It's a lot of hard work to hash out the politics. That's probably why we haven't seen a more advanced video iPod and movie service from Apple sooner. If something is announced at WWDC, look beyond the initial hype. Check the technical specifications, limitations, caveats, license, connectors, interoperability, and so on to see how Apple has resolved these issues. If nothing is announced, you'll know why.

Hopefully, this technical background will give you some better insights as you enjoy watching or reading about the WWDC Keynote.

MovieCutter
Aug 5, 2006, 05:37 PM
No mention of a professional tower???

Chaszmyr
Aug 5, 2006, 05:47 PM
No mention of a professional tower???


This was a good article, and it did mention a Mac Pro in passing.

MovieCutter
Aug 5, 2006, 09:02 PM
It doesn't mention desktop upgrades at all.

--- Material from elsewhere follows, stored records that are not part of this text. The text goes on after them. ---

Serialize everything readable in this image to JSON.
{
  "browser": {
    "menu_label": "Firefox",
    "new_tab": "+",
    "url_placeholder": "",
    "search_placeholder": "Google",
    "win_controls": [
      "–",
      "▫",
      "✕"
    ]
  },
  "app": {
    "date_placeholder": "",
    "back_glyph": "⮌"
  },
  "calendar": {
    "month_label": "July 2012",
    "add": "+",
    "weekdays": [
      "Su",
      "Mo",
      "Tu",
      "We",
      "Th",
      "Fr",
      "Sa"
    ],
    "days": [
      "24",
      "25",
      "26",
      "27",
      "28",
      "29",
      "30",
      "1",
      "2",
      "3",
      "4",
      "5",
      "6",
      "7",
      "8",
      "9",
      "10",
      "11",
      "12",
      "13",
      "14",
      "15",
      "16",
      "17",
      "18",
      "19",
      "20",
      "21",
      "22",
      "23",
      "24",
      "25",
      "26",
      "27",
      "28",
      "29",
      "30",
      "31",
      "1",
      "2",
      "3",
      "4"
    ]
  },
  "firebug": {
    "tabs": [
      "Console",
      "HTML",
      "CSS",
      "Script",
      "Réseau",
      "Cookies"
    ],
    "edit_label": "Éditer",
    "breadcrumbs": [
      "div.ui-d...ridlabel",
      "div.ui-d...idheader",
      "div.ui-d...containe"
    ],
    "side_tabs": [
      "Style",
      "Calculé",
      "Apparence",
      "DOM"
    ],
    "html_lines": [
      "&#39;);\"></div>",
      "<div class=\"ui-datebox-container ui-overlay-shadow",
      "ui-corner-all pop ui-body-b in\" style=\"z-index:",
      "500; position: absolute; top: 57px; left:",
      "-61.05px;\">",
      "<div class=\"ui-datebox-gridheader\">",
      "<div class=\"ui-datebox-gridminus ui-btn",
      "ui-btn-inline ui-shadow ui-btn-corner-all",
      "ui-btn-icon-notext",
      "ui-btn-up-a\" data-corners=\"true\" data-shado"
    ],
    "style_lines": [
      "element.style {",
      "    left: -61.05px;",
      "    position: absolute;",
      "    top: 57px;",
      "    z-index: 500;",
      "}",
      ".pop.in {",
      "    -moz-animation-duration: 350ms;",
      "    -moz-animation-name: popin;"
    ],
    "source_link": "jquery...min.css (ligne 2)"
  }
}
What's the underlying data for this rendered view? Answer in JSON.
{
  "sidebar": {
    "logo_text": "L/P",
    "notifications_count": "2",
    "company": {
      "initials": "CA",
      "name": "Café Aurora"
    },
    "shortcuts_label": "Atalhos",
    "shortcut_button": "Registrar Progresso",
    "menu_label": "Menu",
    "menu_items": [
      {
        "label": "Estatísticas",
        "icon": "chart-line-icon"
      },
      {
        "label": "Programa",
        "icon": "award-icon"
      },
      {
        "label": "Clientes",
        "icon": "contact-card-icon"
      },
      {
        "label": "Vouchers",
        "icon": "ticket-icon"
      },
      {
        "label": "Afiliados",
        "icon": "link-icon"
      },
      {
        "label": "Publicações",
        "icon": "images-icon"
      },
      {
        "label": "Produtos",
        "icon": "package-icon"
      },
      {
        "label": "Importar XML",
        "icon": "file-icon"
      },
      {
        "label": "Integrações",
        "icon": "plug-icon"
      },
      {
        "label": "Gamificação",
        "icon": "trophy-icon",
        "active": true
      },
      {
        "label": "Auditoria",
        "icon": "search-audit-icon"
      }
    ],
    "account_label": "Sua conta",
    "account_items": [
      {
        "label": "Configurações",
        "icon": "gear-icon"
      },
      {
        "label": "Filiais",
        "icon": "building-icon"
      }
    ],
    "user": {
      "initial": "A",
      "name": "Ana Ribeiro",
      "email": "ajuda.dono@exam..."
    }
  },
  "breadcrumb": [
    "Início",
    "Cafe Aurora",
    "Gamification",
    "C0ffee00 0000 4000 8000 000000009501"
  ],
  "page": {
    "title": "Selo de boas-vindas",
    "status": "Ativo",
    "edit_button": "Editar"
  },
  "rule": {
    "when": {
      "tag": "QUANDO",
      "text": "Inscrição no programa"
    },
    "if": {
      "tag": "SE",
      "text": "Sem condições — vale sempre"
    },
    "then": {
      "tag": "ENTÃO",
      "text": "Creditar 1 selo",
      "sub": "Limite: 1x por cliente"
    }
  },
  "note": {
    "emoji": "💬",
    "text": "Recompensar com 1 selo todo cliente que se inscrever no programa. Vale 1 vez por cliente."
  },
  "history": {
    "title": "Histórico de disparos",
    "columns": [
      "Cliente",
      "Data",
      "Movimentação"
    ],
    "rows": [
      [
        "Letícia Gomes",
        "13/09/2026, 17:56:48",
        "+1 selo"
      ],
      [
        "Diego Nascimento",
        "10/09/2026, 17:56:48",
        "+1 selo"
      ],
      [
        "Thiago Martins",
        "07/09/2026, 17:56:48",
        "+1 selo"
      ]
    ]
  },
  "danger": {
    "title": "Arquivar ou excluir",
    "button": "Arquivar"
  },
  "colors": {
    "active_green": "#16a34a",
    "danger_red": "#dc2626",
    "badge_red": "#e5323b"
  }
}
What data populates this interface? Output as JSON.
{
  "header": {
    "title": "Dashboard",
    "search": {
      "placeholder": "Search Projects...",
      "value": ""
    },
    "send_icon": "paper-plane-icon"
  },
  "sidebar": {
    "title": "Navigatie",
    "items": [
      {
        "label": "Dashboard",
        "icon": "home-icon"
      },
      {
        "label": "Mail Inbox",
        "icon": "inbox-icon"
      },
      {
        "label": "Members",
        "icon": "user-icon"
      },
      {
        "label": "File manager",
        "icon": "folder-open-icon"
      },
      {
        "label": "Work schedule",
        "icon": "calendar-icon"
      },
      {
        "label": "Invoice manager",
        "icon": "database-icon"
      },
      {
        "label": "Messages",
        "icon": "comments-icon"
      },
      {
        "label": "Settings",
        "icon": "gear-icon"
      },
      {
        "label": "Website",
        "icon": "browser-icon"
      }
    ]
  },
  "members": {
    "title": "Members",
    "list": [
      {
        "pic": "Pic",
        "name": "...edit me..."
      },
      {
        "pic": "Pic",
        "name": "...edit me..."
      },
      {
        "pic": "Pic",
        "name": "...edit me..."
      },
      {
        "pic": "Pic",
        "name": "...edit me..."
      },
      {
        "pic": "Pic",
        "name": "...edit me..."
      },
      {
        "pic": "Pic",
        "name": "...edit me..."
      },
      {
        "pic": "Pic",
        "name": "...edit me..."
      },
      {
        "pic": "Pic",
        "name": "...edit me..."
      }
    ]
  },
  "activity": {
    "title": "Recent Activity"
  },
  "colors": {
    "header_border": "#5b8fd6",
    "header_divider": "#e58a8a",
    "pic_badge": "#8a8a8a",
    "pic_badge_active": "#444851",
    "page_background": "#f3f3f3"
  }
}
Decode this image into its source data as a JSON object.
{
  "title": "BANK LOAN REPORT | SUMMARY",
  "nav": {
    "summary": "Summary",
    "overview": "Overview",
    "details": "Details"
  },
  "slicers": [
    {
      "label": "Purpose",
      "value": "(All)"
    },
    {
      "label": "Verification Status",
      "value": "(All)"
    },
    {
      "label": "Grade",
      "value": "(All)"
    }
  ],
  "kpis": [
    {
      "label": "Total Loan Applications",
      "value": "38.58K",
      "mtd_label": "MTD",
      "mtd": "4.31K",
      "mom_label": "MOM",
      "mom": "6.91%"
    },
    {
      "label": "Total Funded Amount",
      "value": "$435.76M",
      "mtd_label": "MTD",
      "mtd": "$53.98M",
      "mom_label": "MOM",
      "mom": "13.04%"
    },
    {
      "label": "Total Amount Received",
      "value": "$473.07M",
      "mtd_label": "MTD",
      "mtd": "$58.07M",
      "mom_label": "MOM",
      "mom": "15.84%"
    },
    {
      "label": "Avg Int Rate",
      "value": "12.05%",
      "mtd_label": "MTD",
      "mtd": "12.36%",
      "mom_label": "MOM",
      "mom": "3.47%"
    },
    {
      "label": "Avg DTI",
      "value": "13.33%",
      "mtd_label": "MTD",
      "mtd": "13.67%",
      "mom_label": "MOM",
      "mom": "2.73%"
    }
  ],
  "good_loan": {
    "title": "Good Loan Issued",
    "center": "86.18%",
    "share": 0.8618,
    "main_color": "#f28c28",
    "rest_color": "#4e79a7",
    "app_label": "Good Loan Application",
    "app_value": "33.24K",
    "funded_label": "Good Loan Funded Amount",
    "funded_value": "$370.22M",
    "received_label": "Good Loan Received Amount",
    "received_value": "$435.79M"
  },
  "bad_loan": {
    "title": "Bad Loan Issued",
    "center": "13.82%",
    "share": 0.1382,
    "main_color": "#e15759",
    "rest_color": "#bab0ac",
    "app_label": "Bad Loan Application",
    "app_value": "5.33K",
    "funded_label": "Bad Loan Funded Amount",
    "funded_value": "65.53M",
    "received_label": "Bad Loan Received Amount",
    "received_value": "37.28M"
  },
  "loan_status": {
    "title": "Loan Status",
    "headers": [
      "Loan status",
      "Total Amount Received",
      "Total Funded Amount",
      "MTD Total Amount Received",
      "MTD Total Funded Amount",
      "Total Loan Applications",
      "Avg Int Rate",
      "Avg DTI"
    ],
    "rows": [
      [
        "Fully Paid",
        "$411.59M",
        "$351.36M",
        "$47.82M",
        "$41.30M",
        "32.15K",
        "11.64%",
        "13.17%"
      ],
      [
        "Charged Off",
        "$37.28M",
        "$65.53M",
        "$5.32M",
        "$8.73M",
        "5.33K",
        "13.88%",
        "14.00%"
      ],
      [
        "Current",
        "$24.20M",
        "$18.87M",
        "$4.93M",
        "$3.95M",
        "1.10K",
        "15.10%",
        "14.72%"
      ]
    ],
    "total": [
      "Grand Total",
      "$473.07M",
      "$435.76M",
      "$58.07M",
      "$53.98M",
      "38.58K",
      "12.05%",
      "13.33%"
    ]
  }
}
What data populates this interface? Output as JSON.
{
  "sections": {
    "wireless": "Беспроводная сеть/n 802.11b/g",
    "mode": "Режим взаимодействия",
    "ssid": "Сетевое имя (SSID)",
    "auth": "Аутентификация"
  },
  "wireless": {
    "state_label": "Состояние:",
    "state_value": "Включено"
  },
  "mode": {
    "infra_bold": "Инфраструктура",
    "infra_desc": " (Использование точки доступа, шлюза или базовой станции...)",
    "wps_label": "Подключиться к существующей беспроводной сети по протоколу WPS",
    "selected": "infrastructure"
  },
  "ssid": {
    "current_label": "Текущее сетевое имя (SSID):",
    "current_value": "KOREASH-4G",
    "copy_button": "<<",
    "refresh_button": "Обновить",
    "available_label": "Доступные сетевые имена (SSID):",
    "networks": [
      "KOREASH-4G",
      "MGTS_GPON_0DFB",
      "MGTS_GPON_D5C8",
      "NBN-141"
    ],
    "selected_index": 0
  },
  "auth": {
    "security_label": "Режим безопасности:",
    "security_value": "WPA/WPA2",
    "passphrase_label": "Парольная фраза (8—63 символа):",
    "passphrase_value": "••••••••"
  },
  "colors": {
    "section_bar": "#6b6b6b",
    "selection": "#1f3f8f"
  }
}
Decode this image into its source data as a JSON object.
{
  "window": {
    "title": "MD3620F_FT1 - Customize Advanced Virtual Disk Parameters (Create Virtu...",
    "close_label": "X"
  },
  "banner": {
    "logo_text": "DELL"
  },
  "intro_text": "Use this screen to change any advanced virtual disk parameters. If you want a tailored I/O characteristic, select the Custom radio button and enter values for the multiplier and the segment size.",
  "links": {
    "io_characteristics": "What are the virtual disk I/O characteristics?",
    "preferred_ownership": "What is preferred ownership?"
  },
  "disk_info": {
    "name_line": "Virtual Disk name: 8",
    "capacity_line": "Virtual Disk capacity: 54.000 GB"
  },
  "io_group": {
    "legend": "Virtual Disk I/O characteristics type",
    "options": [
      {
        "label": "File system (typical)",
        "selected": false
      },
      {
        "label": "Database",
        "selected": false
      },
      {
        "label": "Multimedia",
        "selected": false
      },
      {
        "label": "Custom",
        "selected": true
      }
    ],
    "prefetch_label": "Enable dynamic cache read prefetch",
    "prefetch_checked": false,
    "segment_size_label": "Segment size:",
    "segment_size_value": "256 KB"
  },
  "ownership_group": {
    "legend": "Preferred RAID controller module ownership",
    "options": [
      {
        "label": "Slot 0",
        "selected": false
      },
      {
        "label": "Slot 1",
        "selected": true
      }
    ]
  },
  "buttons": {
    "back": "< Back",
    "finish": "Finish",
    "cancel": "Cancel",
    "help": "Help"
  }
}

I'm sure they'll be announced, but the article mentions nothing...weird.

treblah
Aug 5, 2006, 09:53 PM
4. Leopard Euphoria. Now that the audience has been assured that Apple is in phenomenal financial condition, that major software vendors are on track with Universal Binaries, and that writing software for Vista is for bozos, Steve will unveil a beta of Leopard and showcase some of the coolest features - features that Apple wants to show at this time. Other key features may remain cloaked until Vista shows more of its hand.


This is pure BS. Vista is feature complete and Apple knows everything Vista will(not) have when it is released. :rolleyes:

twoodcc
Aug 5, 2006, 10:01 PM
It doesn't mention desktop upgrades at all. I'm sure they'll be announced, but the article mentions nothing...weird.

yeah that is weird....

dmw007
Aug 5, 2006, 10:17 PM
Good article Blue Velvet, thanks for sharing. :)

Nermal
Aug 5, 2006, 11:26 PM
It doesn't mention desktop upgrades at all. I'm sure they'll be announced, but the article mentions nothing...weird.

As Chaszmyr said, it's mentioned in passing:

"If the Core 2 Duo is introduced in the MacBook Pro, then the Mac Pro will probably be next on the agenda."